In August 2019, the NFL allowed Sportradar to sell NFL data to legal sportsbook companies. Further, Sportradar had exclusive rights to sell NFL data to sportsbooks. That would allow sportsbooks to offer live in-game bets, which is one of the most popular forms of sports betting. But that was the first major sports betting deal in which the NFL began to profit directly from sports betting. It was a boon to sportsbooks who could use the data to improve their bet selections. But bettors and sports fans likely glossed over this news.
Roger Goodell remained opposed throughout the deal, citing sports integrity as his main concern. But the deal came with a salve to that concern. As part of the deal, the NFL could use Sportradar’s integrity monitoring systems to monitor betting activity. This allowed the NFL to watch for fraud across the nation’s sportsbooks. So, the NFL profited directly from sports betting. But it traded distance from sports betting for a hand in scanning the sports betting landscape for fraud.
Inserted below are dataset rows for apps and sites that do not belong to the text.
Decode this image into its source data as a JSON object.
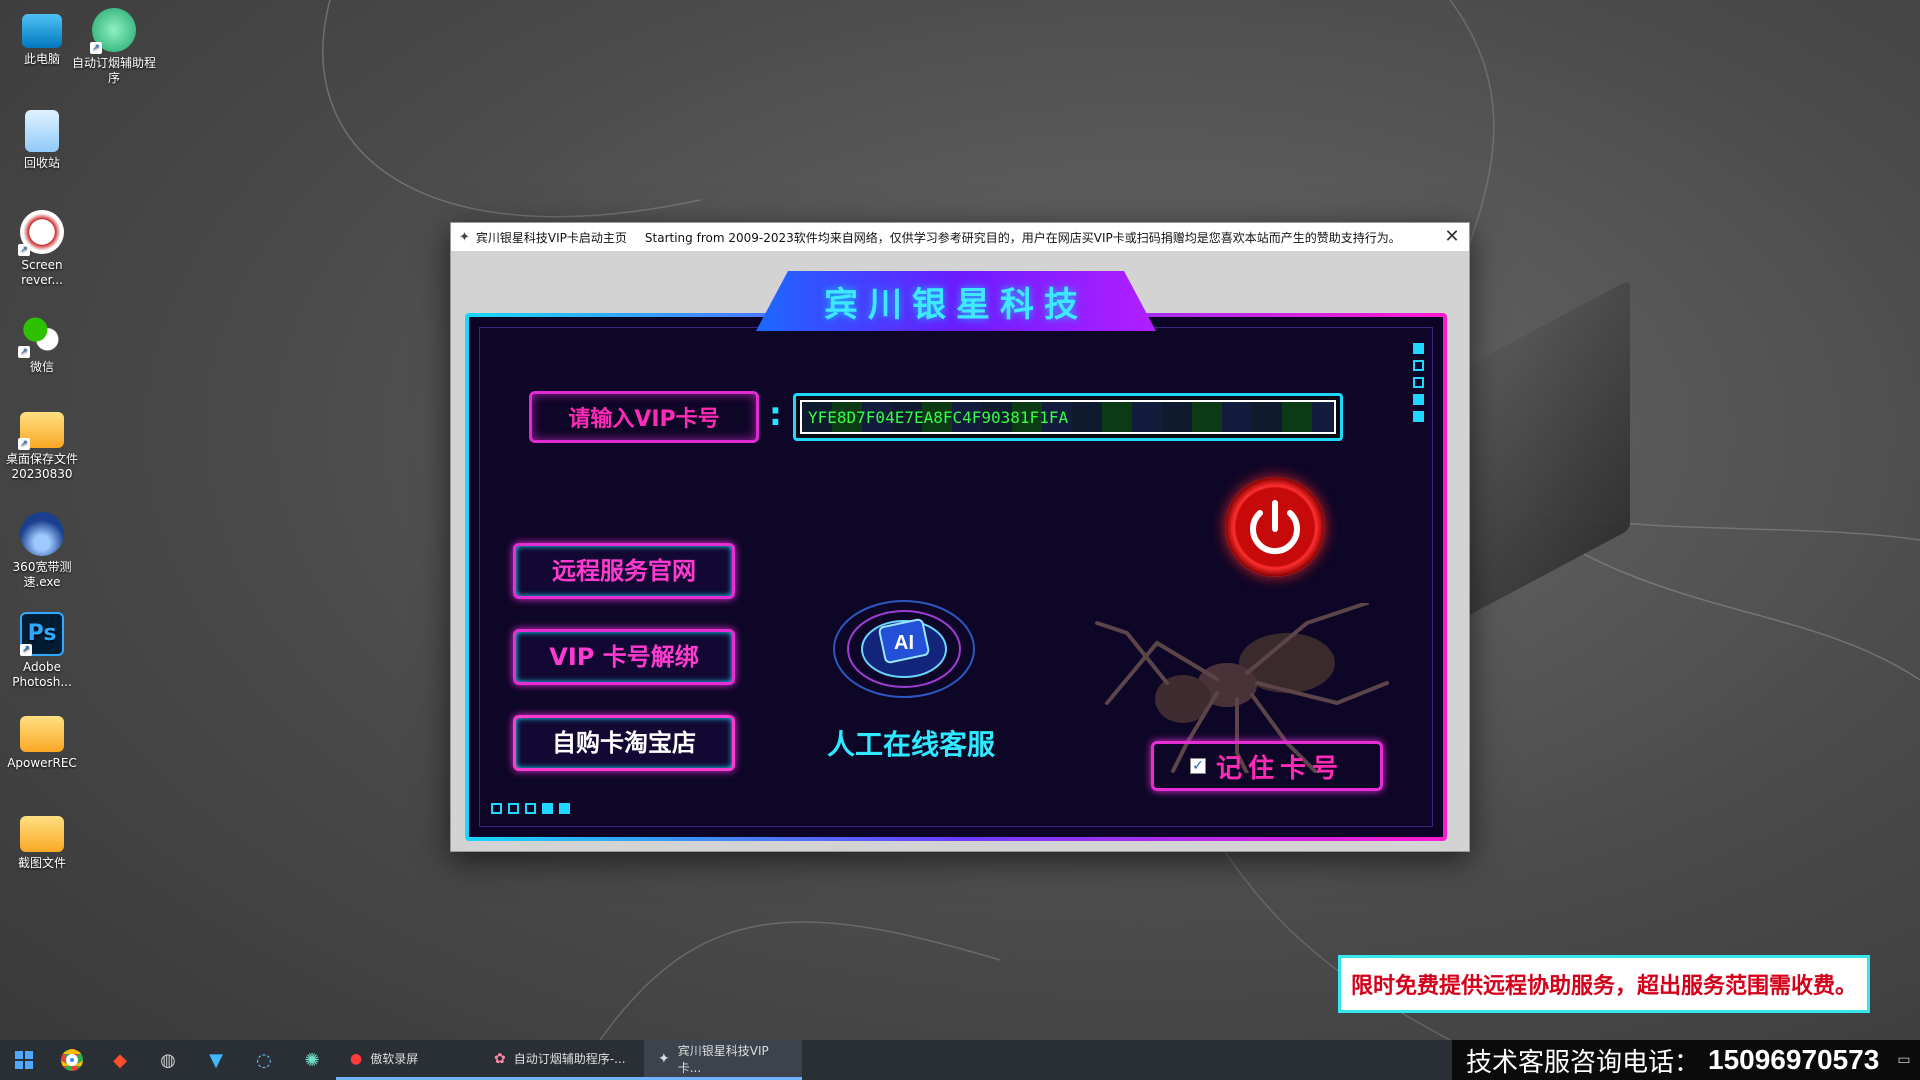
{
  "desktop": {
    "icons": [
      {
        "label": "此电脑",
        "icon": "computer-icon"
      },
      {
        "label": "自动订烟辅助程序",
        "icon": "cigarette-helper-icon"
      },
      {
        "label": "回收站",
        "icon": "recycle-bin-icon"
      },
      {
        "label": "Screen rever...",
        "icon": "cow-icon"
      },
      {
        "label": "微信",
        "icon": "wechat-icon"
      },
      {
        "label": "桌面保存文件20230830",
        "icon": "folder-icon"
      },
      {
        "label": "360宽带测速.exe",
        "icon": "speedometer-icon"
      },
      {
        "label": "Adobe Photosh...",
        "icon": "photoshop-icon"
      },
      {
        "label": "ApowerREC",
        "icon": "folder-icon"
      },
      {
        "label": "截图文件",
        "icon": "folder-icon"
      }
    ]
  },
  "window": {
    "title": "宾川银星科技VIP卡启动主页",
    "notice": "Starting from 2009-2023软件均来自网络，仅供学习参考研究目的，用户在网店买VIP卡或扫码捐赠均是您喜欢本站而产生的赞助支持行为。",
    "close": "✕"
  },
  "app": {
    "banner": "宾川银星科技",
    "vip_label": "请输入VIP卡号",
    "colon": ":",
    "vip_value": "YFE8D7F04E7EA8FC4F90381F1FA",
    "buttons": {
      "remote": "远程服务官网",
      "unbind": "VIP 卡号解绑",
      "shop": "自购卡淘宝店"
    },
    "ai_text": "AI",
    "service": "人工在线客服",
    "remember": "记住卡号",
    "remember_checked": "✓"
  },
  "promo": "限时免费提供远程协助服务，超出服务范围需收费。",
  "taskbar": {
    "apps": [
      {
        "label": "傲软录屏",
        "icon": "record-icon"
      },
      {
        "label": "自动订烟辅助程序-...",
        "icon": "cigarette-helper-icon"
      },
      {
        "label": "宾川银星科技VIP卡...",
        "icon": "vip-app-icon"
      }
    ],
    "hotline_label": "技术客服咨询电话：",
    "hotline_number": "15096970573"
  },
  "colors": {
    "accent_cyan": "#20e0ff",
    "accent_pink": "#ff2ab6",
    "panel_bg": "#0e0627",
    "promo_text": "#d4001a"
  }
}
It was likely a reluctant move on Goodell’s part, but also likely a worthwhile trade in his mind.
2020: Visible Concessions
After the behind-the-scenes deals of 2019, the NFL made two big concessions in 2020. In February, the NFL allowed betting lounges in NFL stadiums. Then in May, the NFL allowed its teams to sign sponsorship deals with “gambling entities.” With these allowances, the NFL crept closer to accepting sports betting as a valid part of its sport.
The betting lounges may have seemed like a big step forward for sportsbooks. However, the betting lounges didn’t allow betting kiosks or betting counters. They were only spaces where mobile sports betting options were advertised. For all practical matters, that limited betting lounges to stadiums in states with mobile sports betting. But it was a recognition that sports betting was becoming an integral part of the NFL. However, Roger Goodell wouldn’t admit that for over a year.
But allowing NFL teams to sign sponsorship deals with sportsbooks brought the NFL and sportsbooks closer together. Shortly after the NFL voted to allow these deals, the Broncos signed deals with:
The Broncos were quick to capitalize on lucrative sportsbook partnerships, and similar deals are now common across NFL teams. As NFL teams embraced sportsbooks, and as sports betting was shown not to invite match-fixing or fraud, the path was clear for Roger Goodell to make his pivotal announcement in March 2021.
2021: Sports Betting In The NFL Is Here To Stay
When Roger Goodell finally embraced sports betting, it seemed like a major announcement that came out of thin air. However, he was softened between the NFL joining the lawsuit against New Jersey and acknowledging that sports betting is a crucial engagement tool. But now, much of the infrastructure that integrates sports betting into NFL games is already in place. Betting lounges can be expanded. Sportsbooks have the best data available to provide live betting. Sports teams have relationships with sportsbooks.
What’s likely coming next is the integration of sports betting and sports media. Sportsbook commercials are the tip of the iceberg. Sports news stations have already included sports betting segments with purported analysts presenting their “best sports betting picks.” Roger Goodell may allow sports betting in commercials and NFL programming now. But he’s behind the curve on that front. Sports betting is already integrated with sports. Sports journalism is next.